Best Nasi Kerabu in Kuala Lumpur

[vc_row][vc_column][vc_column_text css_animation=”none”]Feeling blue? Kerabu! Nasi kerabu, a popular Malay meal, is a beautiful bluecoloured rice dish served with dried fish, fried chicken or grilled beef (or all three) along with keropok (deep-fried crackers), telur masin (salted duck egg), and vegetables such as cabbage, long beans and beansprouts. The famous colour comes from the petals of the butterfly-pea flowers used in the preparation of the dish, and it is as delicious as it is dazzling.[/vc_column_text][/vc_column][/vc_row][vc_row][vc_column][vc_column_text css_animation=”none”]Particularly popular in Kelatan and Terangganu (and southern Thailand, where it is known as khao yam), the radiant rice can be found all over Kuala Lumpur too. It was a tough (but tasty) task to narrow it down, but we’ve picked out three of our personal favourite places to eat nasi kerabu in KL.[/vc_column_text][/vc_column][/vc_row][vc_row][vc_column][vc_column_text css_animation=”none”]

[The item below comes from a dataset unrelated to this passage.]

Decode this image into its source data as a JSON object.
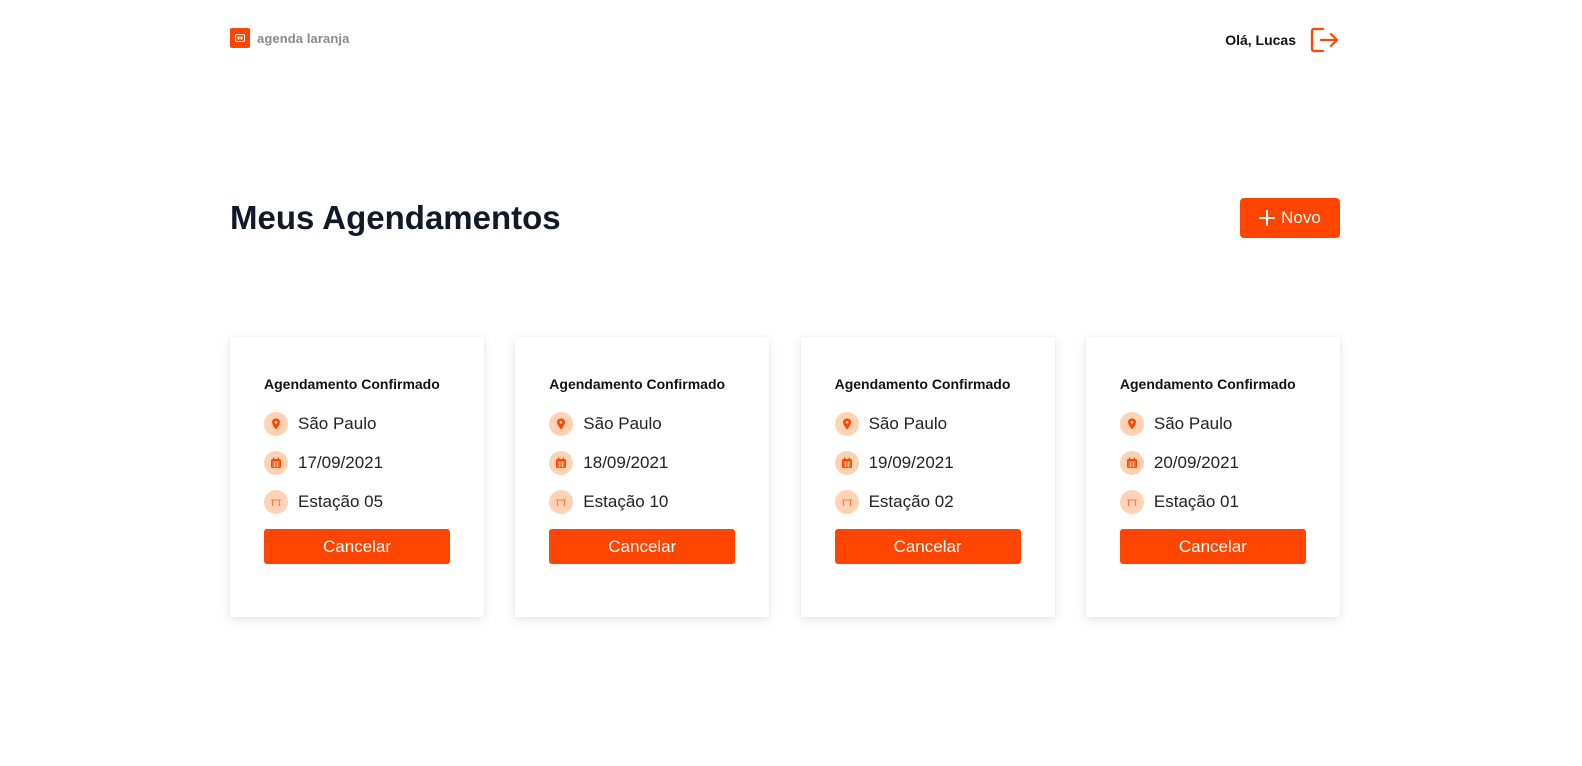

[/vc_column_text][/vc_column][/vc_row][vc_row][vc_column][vc_single_image image=”770″ img_size=”full” alignment=”center” css_animation=”none”][/vc_column][/vc_row][vc_row][vc_column][vc_column_text css_animation=”none”]Patatimo appeared on TV3 a few years ago, but this isn’t a “fifteen minutes of fame” story – their street cred has stuck ever since. Serving Kelantanese cuisine into the early hours of the morning, the customers keep coming back for their generous portions of vegetables and a tasty topping of shaved coconut. Try some soup on
the side; Patatimo serves signature Kelantan soups such as sup tulang (bone soup) and laksa (spicy noodle soup).

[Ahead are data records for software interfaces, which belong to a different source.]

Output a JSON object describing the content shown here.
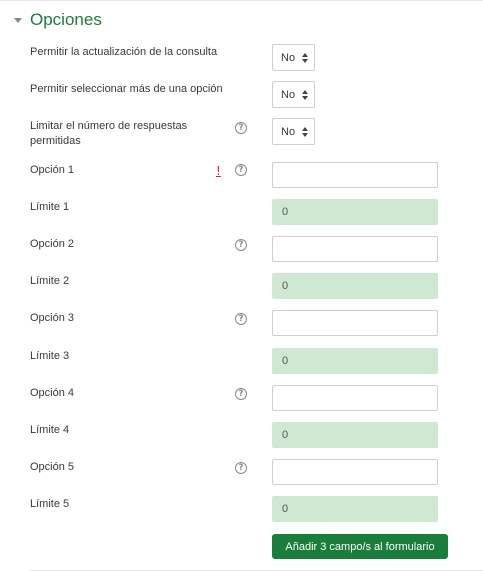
{
  "section": {
    "title": "Opciones"
  },
  "settings": [
    {
      "label": "Permitir la actualización de la consulta",
      "value": "No"
    },
    {
      "label": "Permitir seleccionar más de una opción",
      "value": "No"
    },
    {
      "label": "Limitar el número de respuestas permitidas",
      "value": "No"
    }
  ],
  "options": [
    {
      "label": "Opción 1",
      "value": "",
      "limit_label": "Límite 1",
      "limit_value": "0"
    },
    {
      "label": "Opción 2",
      "value": "",
      "limit_label": "Límite 2",
      "limit_value": "0"
    },
    {
      "label": "Opción 3",
      "value": "",
      "limit_label": "Límite 3",
      "limit_value": "0"
    },
    {
      "label": "Opción 4",
      "value": "",
      "limit_label": "Límite 4",
      "limit_value": "0"
    },
    {
      "label": "Opción 5",
      "value": "",
      "limit_label": "Límite 5",
      "limit_value": "0"
    }
  ],
  "icons": {
    "required": "!",
    "help": "?"
  },
  "add_button": {
    "label": "Añadir 3 campo/s al formulario"
  },
  "colors": {
    "accent": "#1a7d3a",
    "title": "#1f7a3f",
    "limit_bg": "#cfe8d1",
    "required": "#d62222"
  }
}
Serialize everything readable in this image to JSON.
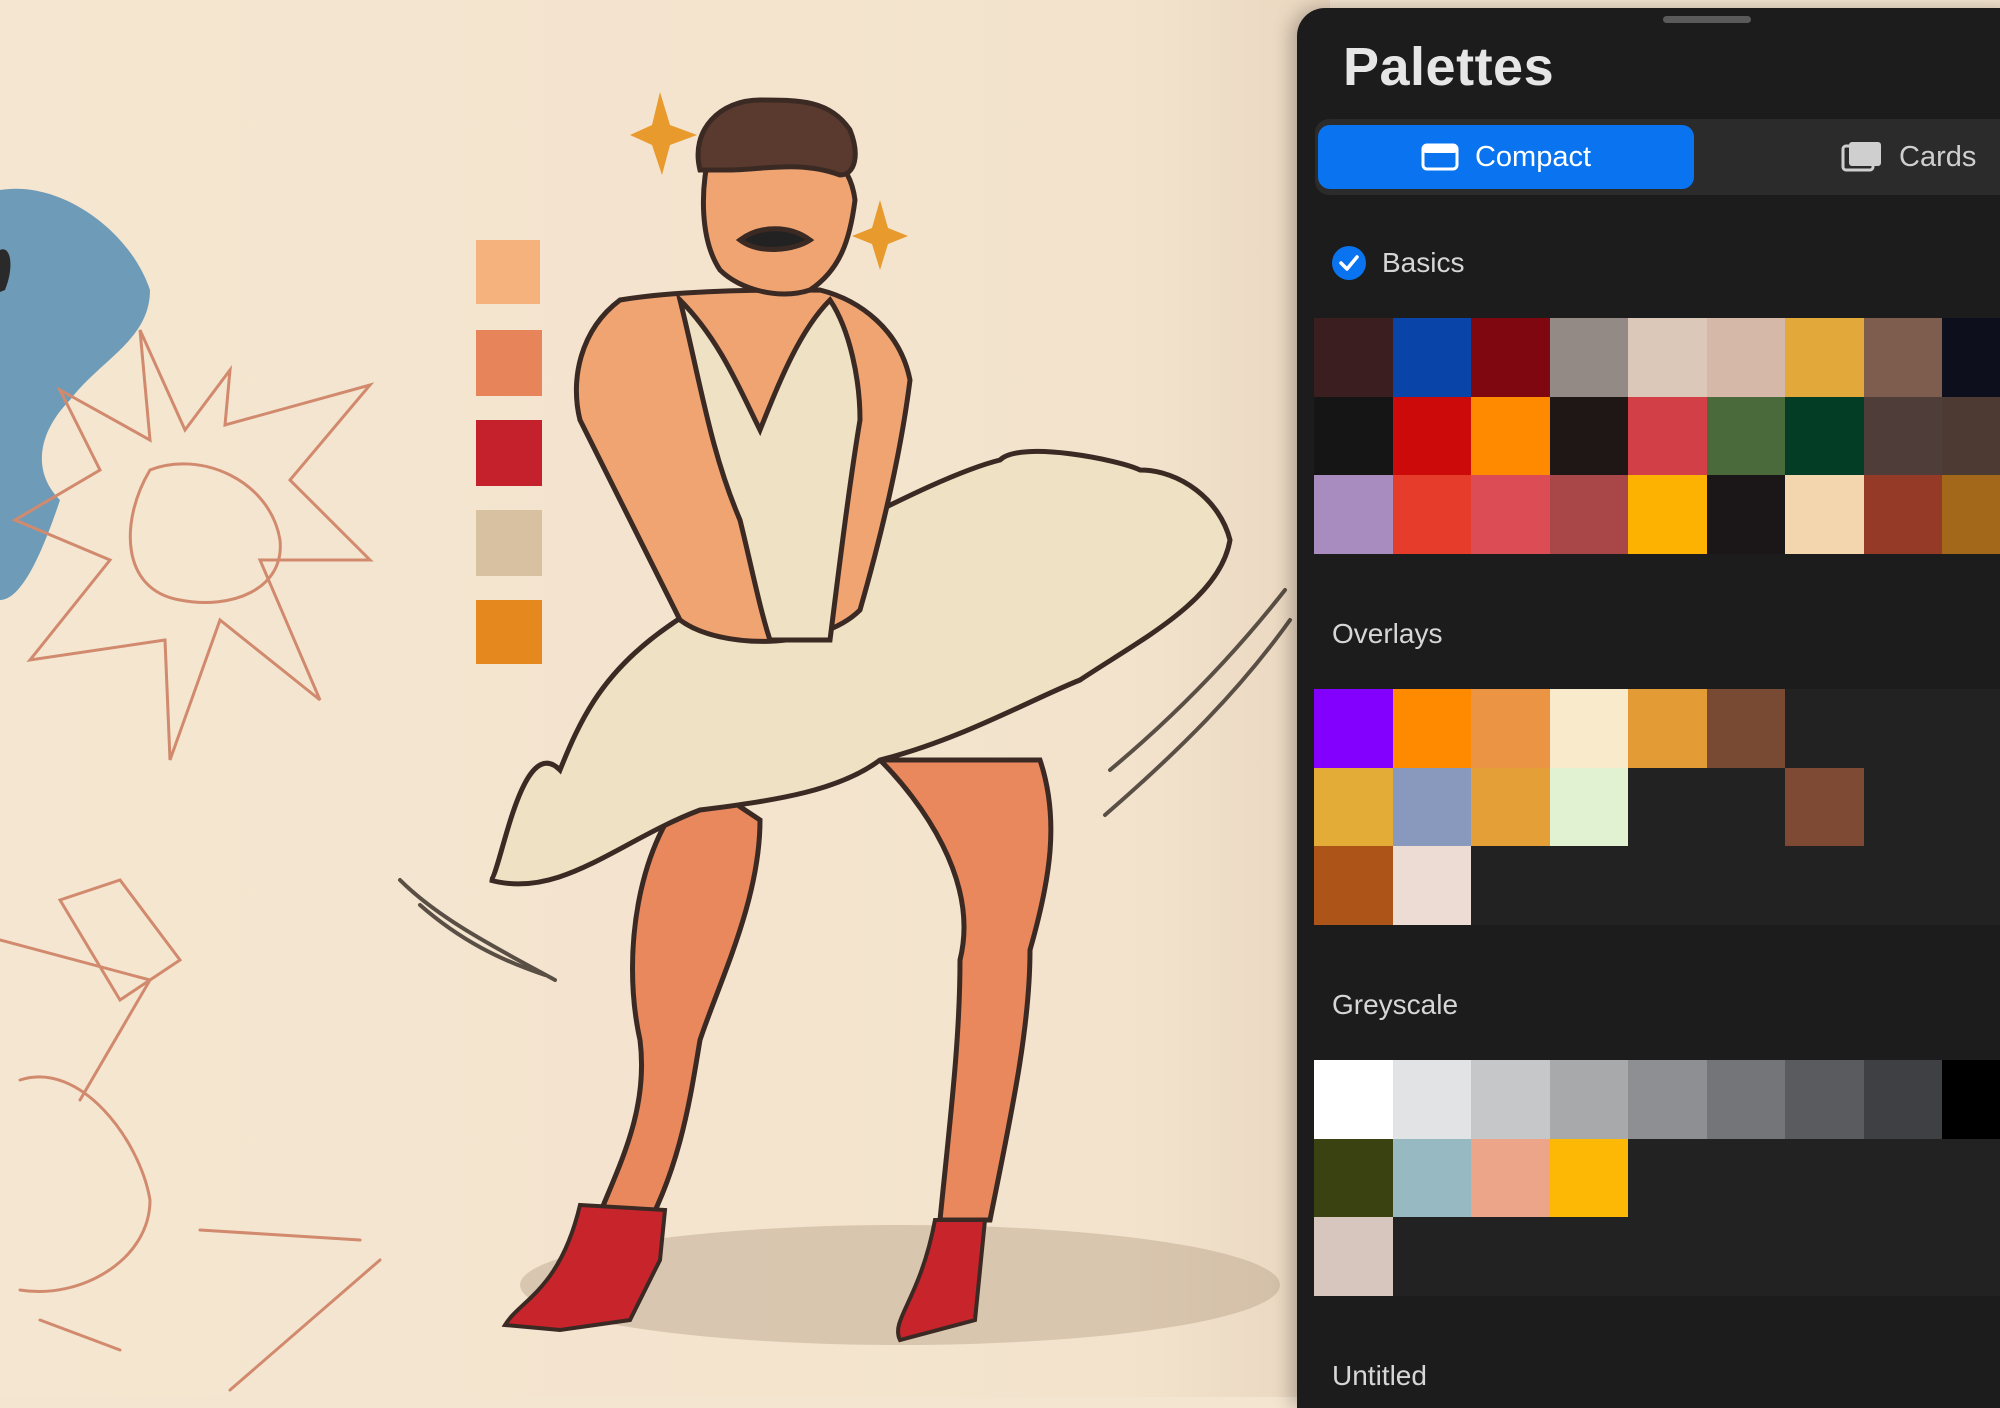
{
  "panel": {
    "title": "Palettes",
    "view_toggle": {
      "compact_label": "Compact",
      "cards_label": "Cards",
      "selected": "Compact"
    },
    "palettes": [
      {
        "name": "Basics",
        "is_default": true,
        "rows": [
          [
            "#3a1e20",
            "#0944a8",
            "#7e0710",
            "#948a85",
            "#dcc8b8",
            "#d5b8a8",
            "#e2a83a",
            "#7e5c4e",
            "#0d0f1d"
          ],
          [
            "#151515",
            "#cc0a0a",
            "#ff8a00",
            "#1f1716",
            "#d23f46",
            "#4a6a3c",
            "#033d26",
            "#4f3d39",
            "#4d3a32"
          ],
          [
            "#a88cc0",
            "#e63c2c",
            "#dc4c55",
            "#a84648",
            "#fdb100",
            "#1b1617",
            "#f3d6ad",
            "#943a26",
            "#a4681a"
          ]
        ]
      },
      {
        "name": "Overlays",
        "is_default": false,
        "rows": [
          [
            "#8300ff",
            "#ff8a00",
            "#ea9444",
            "#f9eacc",
            "#e39b35",
            "#794a33",
            null,
            null,
            null
          ],
          [
            "#e3ac36",
            "#8899bd",
            "#e49f36",
            "#e1f2d2",
            null,
            null,
            "#7e4a33",
            null,
            null
          ],
          [
            "#ad5418",
            "#ecdcd3",
            null,
            null,
            null,
            null,
            null,
            null,
            null
          ]
        ]
      },
      {
        "name": "Greyscale",
        "is_default": false,
        "rows": [
          [
            "#ffffff",
            "#e1e3e4",
            "#c6c7c9",
            "#a7a9ab",
            "#8d8f92",
            "#737578",
            "#595b5e",
            "#3f4043",
            "#000000"
          ],
          [
            "#3a4212",
            "#96b9c2",
            "#eca588",
            "#fdb705",
            null,
            null,
            null,
            null,
            null
          ],
          [
            "#d7c6bd",
            null,
            null,
            null,
            null,
            null,
            null,
            null,
            null
          ]
        ]
      },
      {
        "name": "Untitled",
        "is_default": false,
        "rows": []
      }
    ]
  },
  "canvas": {
    "reference_swatches": [
      "#f6b27c",
      "#e8845a",
      "#c4212c",
      "#d7c1a0",
      "#e5891f"
    ]
  }
}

D’Wangsa, 11, Jalan Wangsa Delima 10, Wangsa Maju, 53300 Kuala Lumpur,
Wilayah Persekutuan Kuala Lumpur[/vc_column_text][/vc_column][/vc_row][vc_row][vc_column][vc_column_text css_animation=”none”]


[/vc_column_text][/vc_column][/vc_row][vc_row][vc_column][vc_single_image image=”767″ img_size=”full” alignment=”center” css_animation=”none”][/vc_column][/vc_row][vc_row][vc_column][vc_column_text css_animation=”none”]Serving the traditional tastes of the east coast (down to the roadside stall-style wax paper wrap) in a contemporary café setting, Kesom is run by a Kelantanese native who has brought authentic nasi kerabu to the Klang Valley. Using fluffy blue basmati rice as the base, the nasi kerabu here comes with all the classic side dishes and some house specialties too. If you’re lucky, you’ll catch the famous khao jam; the Thai version of nasi kerabu with green-coloured rice (from the aromatic wild jungle herbs used in cooking). The only thing better than the variety here is the value; Kesom is brilliantly budget-friendly, and RM10-20 will fill your plate and your stomach.
40, Jalan PJU 1/43, Aman Suria, 47301 Petaling Jaya, Selangor[/vc_column_text][/vc_column][/vc_row][vc_row][vc_column][vc_column_text css_animation=”none”]


[/vc_column_text][/vc_column][/vc_row][vc_row][vc_column][vc_single_image image=”766″ img_size=”full” alignment=”center” css_animation=”none”][/vc_column][/vc_row][vc_row][vc_column][vc_column_text]Deliberately avoiding urban development, Kampung Baru is a quiet slice of traditional Malay life in the heart of Kuala Lumpur, preferring to keep a calm head against the otherwise rampant construction ongoing in the city. It’s a street food paradise, all sizzling satay and aromatic rice dishes. Nasi campur (mixed rice) is king, and Chunburi is the king’s court; despite the serving table running the length of the restaurants are half-empty by early evening – a sure stamp of the locals’ approval of their home-style fare. The nasi kerabu comes with a plentiful portion of roast beef.
Chunburi Seafood, 7 Jalan Raja Muda Musa, 50300 Kuala Lumpur, Malaysia.[/vc_column_text][/vc_column][/vc_row][vc_row][vc_column][vc_basic_grid post_type=”eating_out” max_items=”4″ element_width=”3″ initial_loading_animation=”none” grid_id=”vc_gid:1536058175280-a5c83893-3db5-4″][/vc_column][/vc_row]